Growth hormone (GH) is an underappreciated but important regulator of T cell development that can reverse age-related declines in thymopoiesis in rodents. Here, we report findings of a prospective randomized study examining the effects of GH on the immune system of HIV-1–infected adults. GH treatment was associated with increased thymic mass. In addition, GH treatment enhanced thymic output, as measured by both the frequency of T cell receptor rearrangement excision circles in circulating T cells and the numbers of circulating naive and total CD4+ T cells. These findings provide compelling evidence that GH induces de novo T cell production and may, accordingly, facilitate CD4+ T cell recovery in HIV-1–infected adults. Further, these randomized, prospective data have shown that thymic involution can be pharmacologically reversed in humans, suggesting that immune-based therapies could be used to enhance thymopoiesis in immunodeficient individuals.

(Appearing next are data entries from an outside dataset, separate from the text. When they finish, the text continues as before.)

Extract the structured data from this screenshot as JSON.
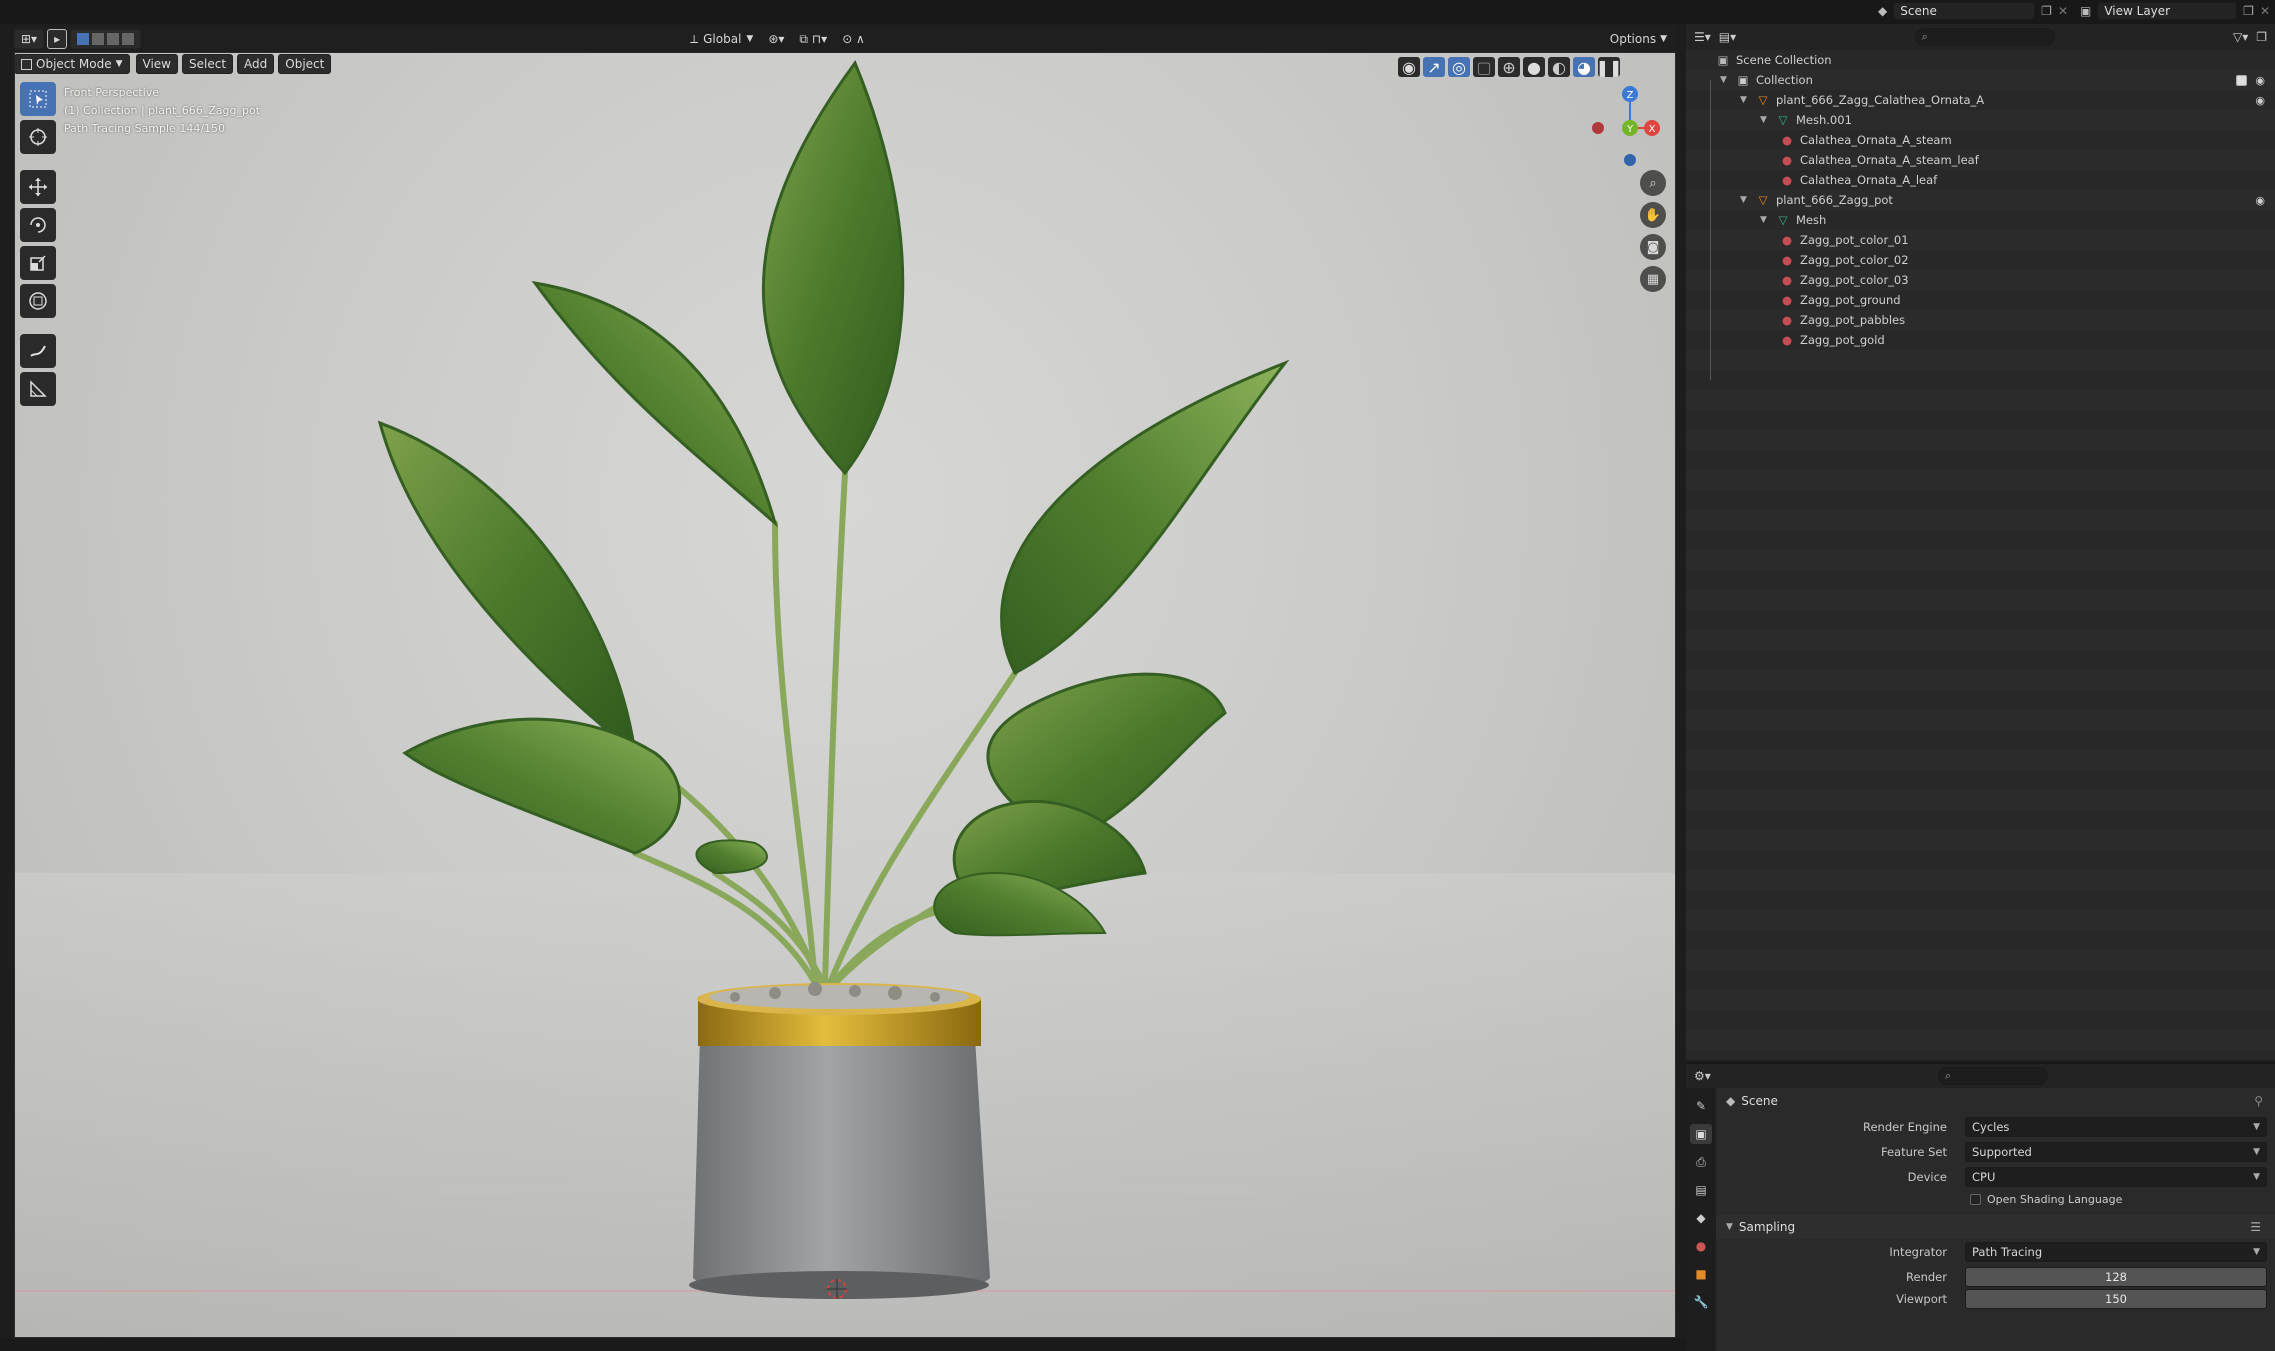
{
  "header": {
    "transform_orientation": "Global",
    "options_label": "Options",
    "scene_name": "Scene",
    "view_layer": "View Layer"
  },
  "viewport_menu": {
    "mode": "Object Mode",
    "view": "View",
    "select": "Select",
    "add": "Add",
    "object": "Object"
  },
  "viewport_overlay": {
    "line1": "Front Perspective",
    "line2": "(1) Collection | plant_666_Zagg_pot",
    "line3": "Path Tracing Sample 144/150"
  },
  "gizmo": {
    "z": "Z",
    "y": "Y",
    "x": "X"
  },
  "outliner": {
    "rows": [
      {
        "label": "Scene Collection",
        "indent": 0,
        "type": "scene"
      },
      {
        "label": "Collection",
        "indent": 1,
        "type": "collection"
      },
      {
        "label": "plant_666_Zagg_Calathea_Ornata_A",
        "indent": 2,
        "type": "object"
      },
      {
        "label": "Mesh.001",
        "indent": 3,
        "type": "mesh"
      },
      {
        "label": "Calathea_Ornata_A_steam",
        "indent": 4,
        "type": "material"
      },
      {
        "label": "Calathea_Ornata_A_steam_leaf",
        "indent": 4,
        "type": "material"
      },
      {
        "label": "Calathea_Ornata_A_leaf",
        "indent": 4,
        "type": "material"
      },
      {
        "label": "plant_666_Zagg_pot",
        "indent": 2,
        "type": "object"
      },
      {
        "label": "Mesh",
        "indent": 3,
        "type": "mesh"
      },
      {
        "label": "Zagg_pot_color_01",
        "indent": 4,
        "type": "material"
      },
      {
        "label": "Zagg_pot_color_02",
        "indent": 4,
        "type": "material"
      },
      {
        "label": "Zagg_pot_color_03",
        "indent": 4,
        "type": "material"
      },
      {
        "label": "Zagg_pot_ground",
        "indent": 4,
        "type": "material"
      },
      {
        "label": "Zagg_pot_pabbles",
        "indent": 4,
        "type": "material"
      },
      {
        "label": "Zagg_pot_gold",
        "indent": 4,
        "type": "material"
      }
    ]
  },
  "properties": {
    "title": "Scene",
    "render_engine_label": "Render Engine",
    "render_engine": "Cycles",
    "feature_set_label": "Feature Set",
    "feature_set": "Supported",
    "device_label": "Device",
    "device": "CPU",
    "osl_label": "Open Shading Language",
    "sampling_label": "Sampling",
    "integrator_label": "Integrator",
    "integrator": "Path Tracing",
    "render_label": "Render",
    "render_samples": "128",
    "viewport_label": "Viewport",
    "viewport_samples": "150"
  },
  "colors": {
    "accent": "#4772b3",
    "leaf_green": "#4f7a2e",
    "pot_gray": "#8c9093",
    "gold": "#c9a02a"
  }
}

Laura A. Napolitano, Diane Schmidt, Michael B. Gotway, Niloufar Ameli, Erin L. Filbert, Myra M. Ng, Julie L. Clor, Lorrie Epling, Elizabeth Sinclair, Paul D. Baum, Kai Li, Marisela Lua Killian, Peter Bacchetti, Joseph M. McCune
GH treatment is associated with the emergence of dense thymus tissue in HIV-1–infected adults.